Published in The Daily Free Press Dec. 3 print
By: Mina Corpuz and Julia Metjian
While currently serving time in a maximum security federal prison in Florence, Colorado, convicted Boston Marathon bomber Dzhokhar Tsarnaev looks to have a new day in court to challenge his death sentence.
The 22-year-old, who would have graduated from the University of Massachusetts Dartmouth in May, instead saw the end of a two month trial that resulted in conviction on 30 counts and later the death penalty on six of the 17 counts that carried it, The Daily Free Press reported.
Back at the John Joseph Moakley United States Courthouse Tuesday, U.S. District Court Judge George O’Toole heard three motions, which dealt with reconsidering the counts against Tsarnaev in a new legal context, access to firewalled information and restitution for victims, the FreeP reported Wednesday.

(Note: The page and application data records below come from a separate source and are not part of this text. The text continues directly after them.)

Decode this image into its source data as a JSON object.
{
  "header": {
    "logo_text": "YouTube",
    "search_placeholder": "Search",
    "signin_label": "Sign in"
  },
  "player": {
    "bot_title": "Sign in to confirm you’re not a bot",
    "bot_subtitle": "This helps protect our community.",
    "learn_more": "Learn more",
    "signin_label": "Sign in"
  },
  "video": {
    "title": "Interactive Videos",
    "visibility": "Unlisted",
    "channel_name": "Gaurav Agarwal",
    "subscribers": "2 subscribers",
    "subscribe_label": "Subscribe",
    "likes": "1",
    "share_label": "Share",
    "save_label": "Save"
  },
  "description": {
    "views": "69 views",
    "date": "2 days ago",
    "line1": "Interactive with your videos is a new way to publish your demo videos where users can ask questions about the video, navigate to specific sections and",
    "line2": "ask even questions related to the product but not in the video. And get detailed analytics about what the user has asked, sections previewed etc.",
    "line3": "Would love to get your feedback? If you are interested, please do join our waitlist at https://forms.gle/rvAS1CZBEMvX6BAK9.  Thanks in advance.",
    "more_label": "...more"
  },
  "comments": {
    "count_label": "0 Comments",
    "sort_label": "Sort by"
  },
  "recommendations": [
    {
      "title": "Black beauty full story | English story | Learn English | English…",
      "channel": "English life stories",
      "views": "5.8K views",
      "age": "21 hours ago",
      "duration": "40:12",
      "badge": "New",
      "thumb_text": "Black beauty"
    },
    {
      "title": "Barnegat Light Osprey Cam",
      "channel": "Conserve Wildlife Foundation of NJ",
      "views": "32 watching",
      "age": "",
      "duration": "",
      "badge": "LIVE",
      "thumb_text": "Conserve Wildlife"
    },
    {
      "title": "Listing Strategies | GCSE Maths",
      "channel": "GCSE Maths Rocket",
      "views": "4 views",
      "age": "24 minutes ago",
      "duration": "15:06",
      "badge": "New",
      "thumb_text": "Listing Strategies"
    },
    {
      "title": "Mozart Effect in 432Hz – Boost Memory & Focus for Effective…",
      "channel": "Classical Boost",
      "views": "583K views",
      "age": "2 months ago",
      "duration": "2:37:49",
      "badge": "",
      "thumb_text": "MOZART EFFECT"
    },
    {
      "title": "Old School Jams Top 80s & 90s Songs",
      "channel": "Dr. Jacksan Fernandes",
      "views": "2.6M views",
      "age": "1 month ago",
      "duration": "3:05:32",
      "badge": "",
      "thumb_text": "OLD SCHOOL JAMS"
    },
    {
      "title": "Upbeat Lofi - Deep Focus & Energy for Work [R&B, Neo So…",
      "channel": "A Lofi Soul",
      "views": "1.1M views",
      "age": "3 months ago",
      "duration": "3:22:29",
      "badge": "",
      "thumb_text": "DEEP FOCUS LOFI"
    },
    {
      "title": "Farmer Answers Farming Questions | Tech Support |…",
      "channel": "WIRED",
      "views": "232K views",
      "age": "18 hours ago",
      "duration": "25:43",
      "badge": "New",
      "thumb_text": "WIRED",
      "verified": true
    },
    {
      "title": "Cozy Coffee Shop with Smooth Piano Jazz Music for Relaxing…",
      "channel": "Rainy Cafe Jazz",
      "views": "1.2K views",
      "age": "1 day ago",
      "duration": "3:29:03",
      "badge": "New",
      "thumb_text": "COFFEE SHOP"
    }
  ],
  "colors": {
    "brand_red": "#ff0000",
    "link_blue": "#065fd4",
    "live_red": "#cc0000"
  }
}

Rosanna Cavallaro, a professor at the Suffolk University Law School, said the fact that Tsarnaev was given a hearing is telling of the law system in the United States.
“In our system, even as someone who is reviled, someone who we think is horrible, who has admitted to the crime, is still going to get a lot of process, [and] a lot of very careful consideration of whether the way we’ve decided that they’re guilty is a fair way,” Cavallaro said. “We’re going to have another court here for the third time, for the same question.”
Within two weeks of his sentencing hearing, attorneys for Tsarnaev filed a “placeholder” motion for an appeal, the FreeP reported July 8.
“The government failed to prove each and every element of each and every charged offense beyond a reasonable doubt, and failed to prove each and every fact required to warrant the death penalty beyond a reasonable doubt,” the complete motion from Aug. 17 states. “In the alternative, the Court should order a new trial as to both guilt and/or penalty in the interests of justice, and the trial should be held in a different venue.”
In a Sept. 30 motion, the prosecution opposed Tsarnaev’s request to change the venue of the new trial, citing that Tsarnaev had no evidence that the jury was affected by factors like press coverage and social media.
Motions to change the court location of the trial were also denied by O’Toole.
Jack Greene, a professor of criminal justice at Northeastern University, said due to the ongoing media coverage, finding unbiased jurors would have been difficult.
“Certain events get so much media coverage that it’s almost impossible to find people who might not know about the case,” Greene said. “So major cases like [this] it’s hard to find people in other parts of the country or Massachusetts that weren’t aware of the fact that there was a bombing event.”
Changing the venue of the trial, Greene said, would not have had a significant impact on the outcome of the trial because “people will be prejudiced.”
David Rossman, director of criminal law clinical programs at the Boston University School of Law, said the probability of a successful appeal for Tsarnaev is low.
“Since all of these claims were already presented to the trial judge before the trial began, the prospect of success is very slim,” Rossman wrote in an email. “Only about 10 percent of federal convictions succeed.”
The ruling for the appeal at the federal level will take about one year, Rossman said, adding that it is unlikely any judge will alter any decision that has already been made.
Cavallaro said a lawyer’s decision to advocate for an appeal is commonly observed in a court of law regardless of the likelihood of success.
“It’s what we call zealous advocacy. [Lawyers] exercise every option, they try everything,” Cavallaro said. “Even if it’s not likely at all to be useful, they still do it. So I think the lawyers know that there’s virtually zero chance that they will win on this motion, but they will still argue it as zealously as they know how.”
Several residents said relocating to a different city would not have a significant impact on the outcome of the trial.
Joe Conley, 29, of West Roxbury, said although it is common for a lawyer to make a case for an appeal, it is not appropriate in this case.
“The capacity exists for [Tsarnaev] to be appropriately judged in the city,” he said. “It’s the defense attorney’s job to argue it, but I don’t think that ultimately it’s correct.”
Hannah Mecaskey, 27, of West Roxbury, shared a personal perspective on Tsarnaev’s impact on the city of Boston.
“One of our friends was running the marathon that day,” she said. “She wasn’t hurt, but I think that a lot of people thought a lot about doing long distance runs, and it definitely impacted people as to whether or not they would do these runs. There’s been a big rally for more safety.”
Dominic DiLuzio, 30, of Jamaica Plain, said he does not think that moving the trial to a different location would have made a difference in the verdict.
“I don’t think it has anything to do with the guilty verdict,” he said. “We know who did it. It just comes down to what the punishment would be in the end, but overall we know he did it. So I guess it’s just a matter of getting a punishment that [the lawyers] are comfortable with.”